Coraline is the first in what is sure to be a long string of animated children’s movies for 2009. But while most of these movies are computer animated and aim to copy the style of movies such as Shrek and Kung Fu Panda, Coraline is more dark and offbeat.
Coraline is based on a fantasy/horror novella by British author Neil Gaiman, published in 2002 by Bloomsbury and Harper Collins. The novella won the 2003 Hugo Award for Best Novella, the 2003 Nebula Award for Best Novella, and the 2002 Bram Stoker Award for Best Work for Young Readers. It has been compared to Lewis Carroll's Alice in Wonderland because of its surrealism and plot based on an alternate-reality,
Coraline,rendered in stop-action animation, follows the title character as she and her rather boring parents move into an old house with a mysterious door in it. Tired of being ignored by her parents, she escapes to a dream world on the other side of this mystery door. But this world proves to not be all it appears.
The movie is a well put together story with spectacular visuals, especially when seen in RealD. The characters are distinct and memorable, making for a very entertaining experience.
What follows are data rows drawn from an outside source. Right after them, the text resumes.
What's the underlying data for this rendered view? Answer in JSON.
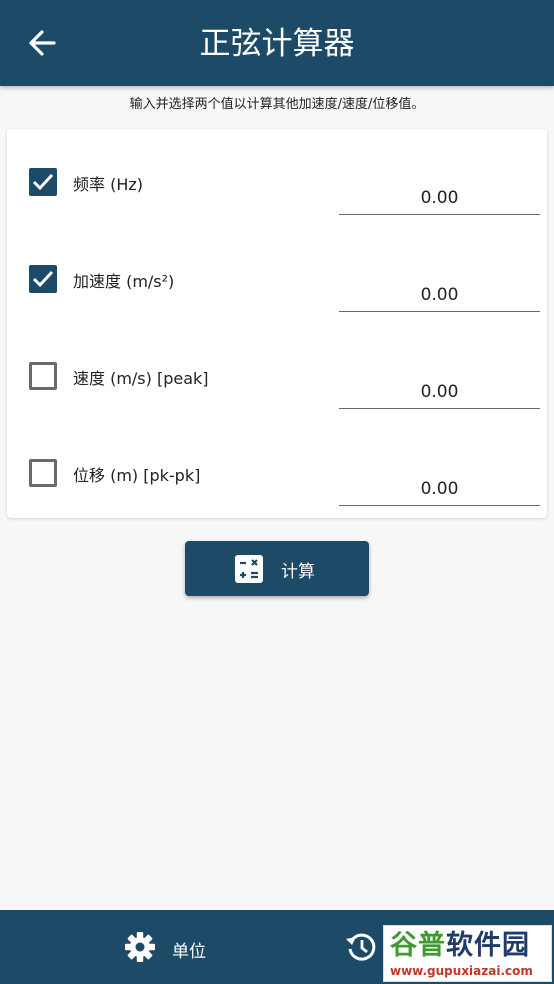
{
  "header": {
    "title": "正弦计算器",
    "back_icon": "arrow-left-icon"
  },
  "hint": "输入并选择两个值以计算其他加速度/速度/位移值。",
  "fields": [
    {
      "label": "频率 (Hz)",
      "value": "0.00",
      "checked": true
    },
    {
      "label": "加速度 (m/s²)",
      "value": "0.00",
      "checked": true
    },
    {
      "label": "速度 (m/s) [peak]",
      "value": "0.00",
      "checked": false
    },
    {
      "label": "位移 (m) [pk-pk]",
      "value": "0.00",
      "checked": false
    }
  ],
  "calculate_button": {
    "label": "计算",
    "icon": "calculator-icon"
  },
  "bottom_nav": {
    "units": {
      "label": "单位",
      "icon": "gear-icon"
    },
    "history": {
      "icon": "history-icon"
    }
  },
  "watermark": {
    "brand_a": "谷普",
    "brand_b": "软件园",
    "url": "www.gupuxiazai.com"
  },
  "colors": {
    "primary": "#1d4a66",
    "background": "#f7f7f7",
    "checkbox_off": "#6b6b6b"
  }
}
Although it is rated PG, Coraline is in no way a movie exclusively for kids.